At the same time, it has the same problems with NES Classic had. It comes with the 21 games Nintendo wants to include, with no room to expand that collection. There are dozens (hundreds?) of great games that I’d love to see again, but it would be impractical to add them all into one purchase here, but the SNES Classic Mini doesn’t have any way to download new ones. Seems like a missed opportunity again.

Also, if the controller cable is as short on this one as the last Classic then they can go to hell.

Supply & Demand

Everyone should know by now that Nintendo isn’t great at actually supplying hardware. They’ve had Amiibo shortages forever. People couldn’t get a Switch for months after it launched. The NES Classic was unbelievably hard to get hold of. So why would this be any different?
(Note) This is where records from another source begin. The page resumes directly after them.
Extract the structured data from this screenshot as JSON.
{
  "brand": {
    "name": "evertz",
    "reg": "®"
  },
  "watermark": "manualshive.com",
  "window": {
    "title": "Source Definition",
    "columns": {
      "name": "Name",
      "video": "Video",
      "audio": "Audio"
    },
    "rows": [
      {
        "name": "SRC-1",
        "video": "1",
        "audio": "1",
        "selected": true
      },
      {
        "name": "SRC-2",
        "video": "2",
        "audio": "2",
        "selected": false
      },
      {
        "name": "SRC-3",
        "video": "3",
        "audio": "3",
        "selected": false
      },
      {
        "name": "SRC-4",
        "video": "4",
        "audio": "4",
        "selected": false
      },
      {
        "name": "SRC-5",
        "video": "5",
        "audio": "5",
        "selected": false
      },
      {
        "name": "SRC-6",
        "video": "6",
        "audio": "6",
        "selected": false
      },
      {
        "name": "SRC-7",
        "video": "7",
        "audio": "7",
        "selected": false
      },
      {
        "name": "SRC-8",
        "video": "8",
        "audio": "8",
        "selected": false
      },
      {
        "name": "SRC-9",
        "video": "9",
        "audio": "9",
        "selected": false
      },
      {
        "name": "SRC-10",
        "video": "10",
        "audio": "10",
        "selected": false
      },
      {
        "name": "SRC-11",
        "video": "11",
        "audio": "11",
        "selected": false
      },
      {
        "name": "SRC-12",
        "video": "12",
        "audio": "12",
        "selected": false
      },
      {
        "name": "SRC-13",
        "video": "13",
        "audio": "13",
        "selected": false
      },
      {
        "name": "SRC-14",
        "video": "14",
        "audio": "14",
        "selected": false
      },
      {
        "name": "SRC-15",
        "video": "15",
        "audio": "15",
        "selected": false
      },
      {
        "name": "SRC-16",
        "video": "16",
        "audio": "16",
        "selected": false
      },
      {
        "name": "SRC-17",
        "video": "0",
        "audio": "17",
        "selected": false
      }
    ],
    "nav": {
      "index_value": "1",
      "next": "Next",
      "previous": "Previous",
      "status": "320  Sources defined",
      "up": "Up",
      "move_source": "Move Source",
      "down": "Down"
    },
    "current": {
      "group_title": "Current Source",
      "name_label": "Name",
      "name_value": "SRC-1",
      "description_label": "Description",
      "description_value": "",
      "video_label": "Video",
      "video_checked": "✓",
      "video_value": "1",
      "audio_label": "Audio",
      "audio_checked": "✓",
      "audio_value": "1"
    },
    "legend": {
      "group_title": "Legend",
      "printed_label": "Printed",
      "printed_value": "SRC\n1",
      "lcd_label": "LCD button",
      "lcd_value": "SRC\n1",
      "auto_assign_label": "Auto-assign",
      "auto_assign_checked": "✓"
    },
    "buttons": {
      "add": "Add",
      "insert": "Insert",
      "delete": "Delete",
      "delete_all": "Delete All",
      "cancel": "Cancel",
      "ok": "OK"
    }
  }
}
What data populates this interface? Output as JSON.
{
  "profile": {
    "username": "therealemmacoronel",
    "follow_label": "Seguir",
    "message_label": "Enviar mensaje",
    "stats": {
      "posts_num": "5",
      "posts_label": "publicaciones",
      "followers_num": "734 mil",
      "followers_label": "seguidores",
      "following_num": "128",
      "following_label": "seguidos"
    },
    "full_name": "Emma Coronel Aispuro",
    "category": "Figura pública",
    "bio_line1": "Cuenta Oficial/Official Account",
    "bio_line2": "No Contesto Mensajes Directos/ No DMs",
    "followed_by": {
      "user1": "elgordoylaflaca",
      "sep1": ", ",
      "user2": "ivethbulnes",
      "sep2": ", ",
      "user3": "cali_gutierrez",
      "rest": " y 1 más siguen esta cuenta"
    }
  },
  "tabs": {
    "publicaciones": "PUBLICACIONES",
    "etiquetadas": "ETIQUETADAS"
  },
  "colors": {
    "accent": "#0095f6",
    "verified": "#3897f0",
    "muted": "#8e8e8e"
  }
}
I wonder if this is partly because nostalgia is a risky business model. We often think of things very fondly in memory but are massively disappointed when we try them again later. I’ve experienced this first hand with old movies and cartoons that just didn’t age well. And food that I remember loving as a kid that’s tasteless now. You can’t always go back. Maybe when we replay those classic games with the classic controller we’ll discover that the last 25 years of progress was for good reason.

I’ve Got A Better Idea…

Rather than paying (again) for a game system that’s 25+ years old and paying (again) for games that you’ve probably already bought for the Wii and DS and 3DS and maybe even your phone, check out an emulator instead. And get this controller. Or go for the JXD S7800 and get multiple retro machines for the same price. Yes, it’s a slightly grey area. But you might save yourself some money. And some heartache.